Ever wonder why your child is grinding his or her teeth?

Many people don't realize it, but bruxism (grinding of the teeth) is surprisingly common in children. Grinding can take place during daytime hours, but most of the time, children grind their teeth at night when sleeping. Bruxism can create a number of dental problems, depending on the frequency, intensity and underlying causes of the grinding.

Parents can typically hear intense grinding when it occurs during the nighttime hours. Subtler daytime grinding can be difficult to identify. Some signs of grinding can be:

  • Frequent headaches;
  • Injuries to the teeth and gums;
  • Loud grinding or clicking noises;
  • Rhythmic clenching of the jaw muscles;
  • Pain in the jaw muscles, particularly during the morning hours;
  • Headaches and/or earaches;
  • Unusual sensitivity to hot and/or cold foods.

Even if the child or his/her parents are not aware of their nighttime grinding, the condition of the child's teeth can provide the dentist with important clues. Teeth that appear chipped on the edges, worn down and smooth on the biting surfaces, or excessively short may indicate that heavy grinding is taking place. Bruxism may be triggered by a range of causes, from tooth or jaw misalignment to environmental stress. The good news is, in most children, teeth grinding stops on its own around the time of puberty. Until that time, your dentist will closely monitor its effect on your child's teeth.

In general - if treatment is necessary - the cause of bruxism will determine the method of treatment. If the grinding seems to be aggravated by stress, your dentist may recommend relaxation classes, professional therapy, or special exercises for your child. It may also be advisable to consult the child's pediatric doctor in certain instances.

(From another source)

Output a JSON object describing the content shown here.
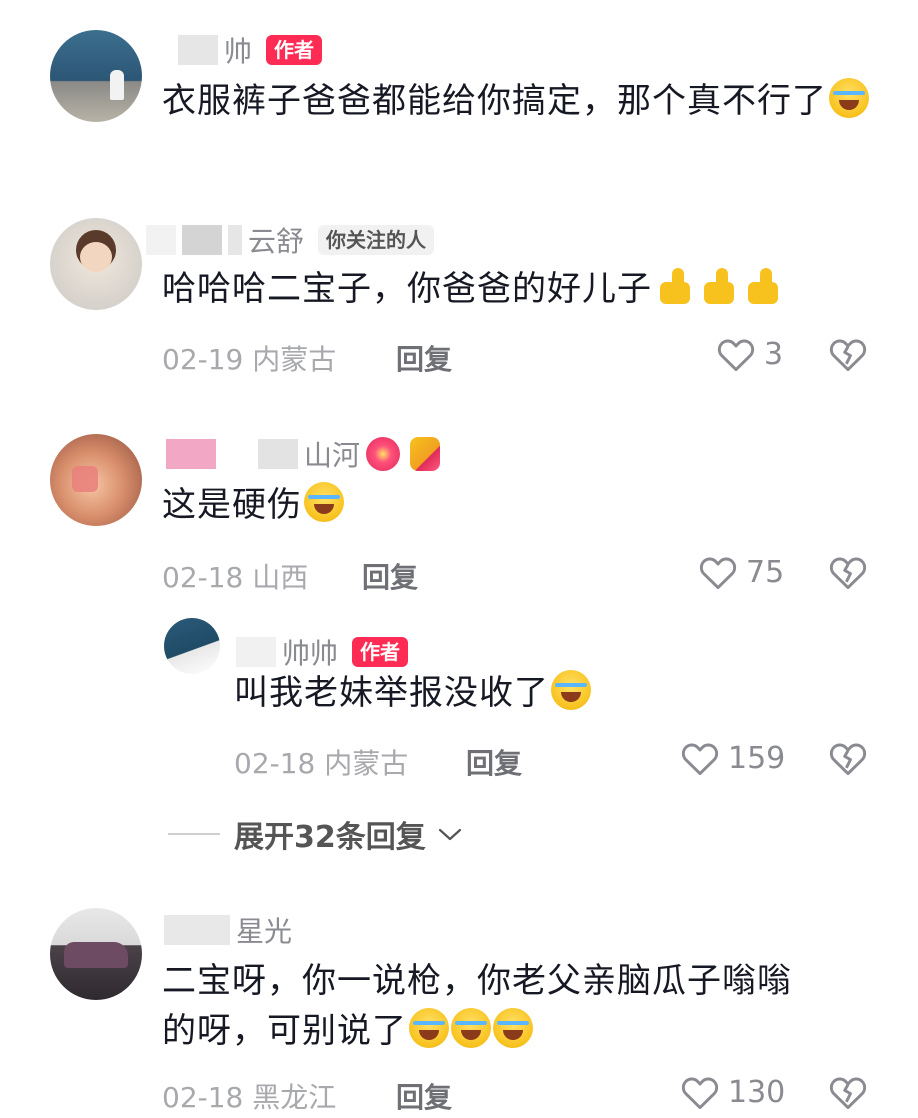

In cases where young teeth are suffering significant damage, your dentist may suggest a specialized nighttime dental appliance such as a mouth guard. They look similar to a mouthpiece worn during sports and can stop tooth surfaces from grinding against each other. When worn properly, these measures are almost universally successful in preventing damage from bruxism, in children and adults.